The response has been pretty positive. Noted technology writer Tim O'Reilly had this to say about the nomination:
Chopra demonstrates a deep understanding of the idea that the government is an enabler, not the ultimate solution provider. From the list of initiatives above, you can see that Chopra grasps the power of open source software, Web 2.0, user-participation, and why it's better to harness the ingenuity of a developer community than to specify complete top-down solutions. In a conversation with me a couple of months ago, he expressed his enthusiasm for the idea of a "digital commonwealth," a recognition that technology can help us to come together as a society to solve problems and create value through common effort.
TechPresident says that the nomination is a great step forward for transparency.

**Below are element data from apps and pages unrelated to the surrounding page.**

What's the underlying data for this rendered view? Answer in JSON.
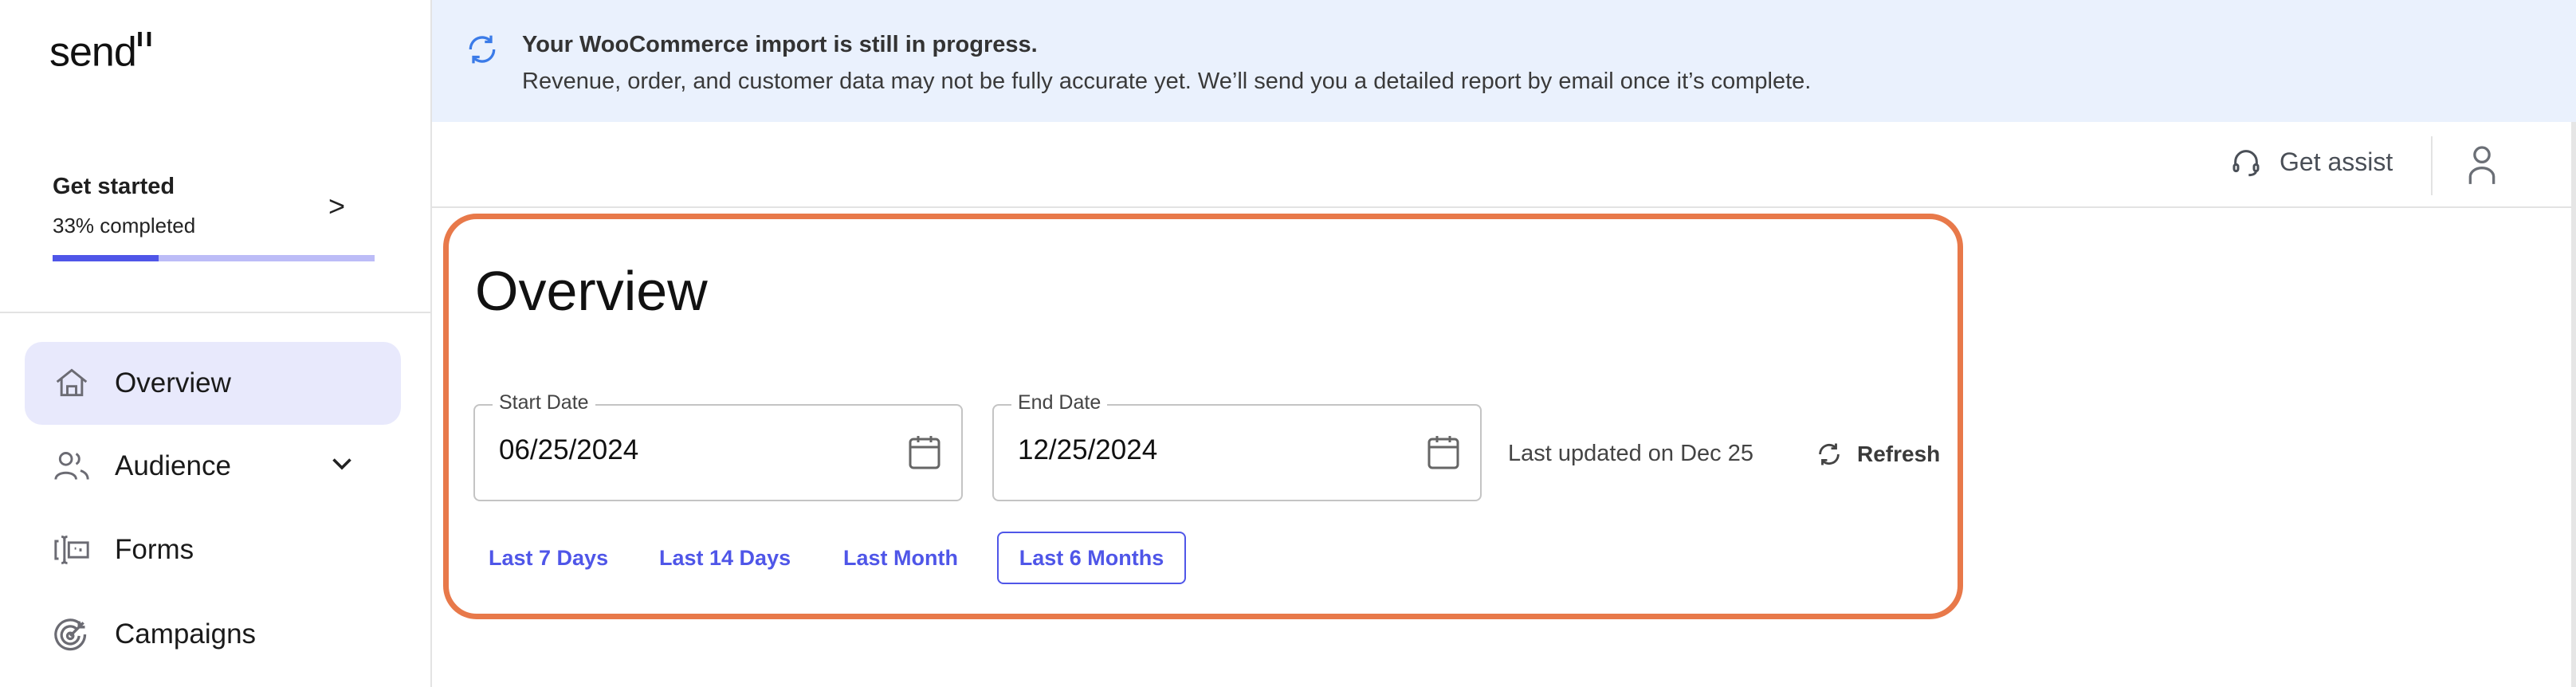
{
  "sidebar": {
    "logo": "send",
    "get_started": {
      "title": "Get started",
      "progress_text": "33% completed",
      "progress_percent": 33
    },
    "items": [
      {
        "label": "Overview",
        "icon": "home-icon",
        "active": true
      },
      {
        "label": "Audience",
        "icon": "users-icon",
        "has_submenu": true
      },
      {
        "label": "Forms",
        "icon": "form-icon"
      },
      {
        "label": "Campaigns",
        "icon": "target-icon"
      }
    ]
  },
  "banner": {
    "icon": "sync-icon",
    "title": "Your WooCommerce import is still in progress.",
    "message": "Revenue, order, and customer data may not be fully accurate yet. We’ll send you a detailed report by email once it’s complete."
  },
  "header": {
    "assist_label": "Get assist",
    "assist_icon": "headset-icon",
    "user_icon": "user-icon"
  },
  "main": {
    "title": "Overview",
    "start_date": {
      "label": "Start Date",
      "value": "06/25/2024"
    },
    "end_date": {
      "label": "End Date",
      "value": "12/25/2024"
    },
    "last_updated": "Last updated on Dec 25",
    "refresh_label": "Refresh",
    "quick_ranges": [
      {
        "label": "Last 7 Days",
        "selected": false
      },
      {
        "label": "Last 14 Days",
        "selected": false
      },
      {
        "label": "Last Month",
        "selected": false
      },
      {
        "label": "Last 6 Months",
        "selected": true
      }
    ]
  },
  "colors": {
    "accent": "#4f56e8",
    "highlight_border": "#e8794a",
    "banner_bg": "#eaf1fd",
    "active_nav_bg": "#e8e9fc"
  }
}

Chopra's accomplishments include opening up state websites in Virginia so they could be more readily searchable by citizens. He also has expertise in healthcare technology, something which is undoubtedly going to be important in the coming years.

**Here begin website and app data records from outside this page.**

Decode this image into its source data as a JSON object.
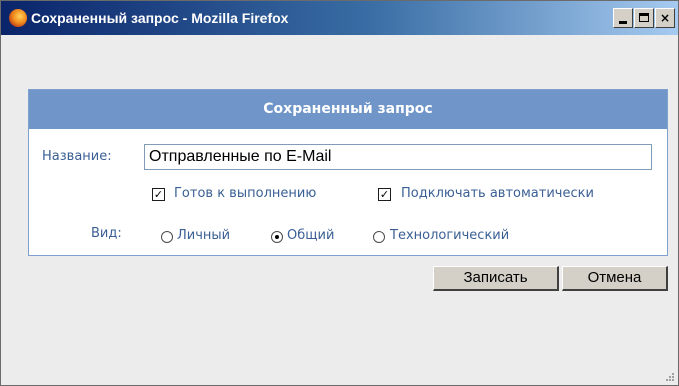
{
  "window": {
    "title": "Сохраненный запрос - Mozilla Firefox",
    "icon": "firefox-icon",
    "controls": {
      "minimize": "minimize-icon",
      "maximize": "maximize-icon",
      "close_label": "×"
    }
  },
  "panel": {
    "header": "Сохраненный запрос",
    "name_label": "Название:",
    "name_value": "Отправленные по E-Mail",
    "checkboxes": [
      {
        "label": "Готов к выполнению",
        "checked": true
      },
      {
        "label": "Подключать автоматически",
        "checked": true
      }
    ],
    "check_mark": "✓",
    "view_label": "Вид:",
    "view_options": [
      {
        "label": "Личный",
        "selected": false
      },
      {
        "label": "Общий",
        "selected": true
      },
      {
        "label": "Технологический",
        "selected": false
      }
    ]
  },
  "buttons": {
    "save": "Записать",
    "cancel": "Отмена"
  },
  "colors": {
    "header_bg": "#7095c8",
    "label_text": "#3a5f94",
    "titlebar_start": "#0a246a"
  }
}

All in all this is a good development in the "Government 2.0" movement. Hopefully the promises become reality.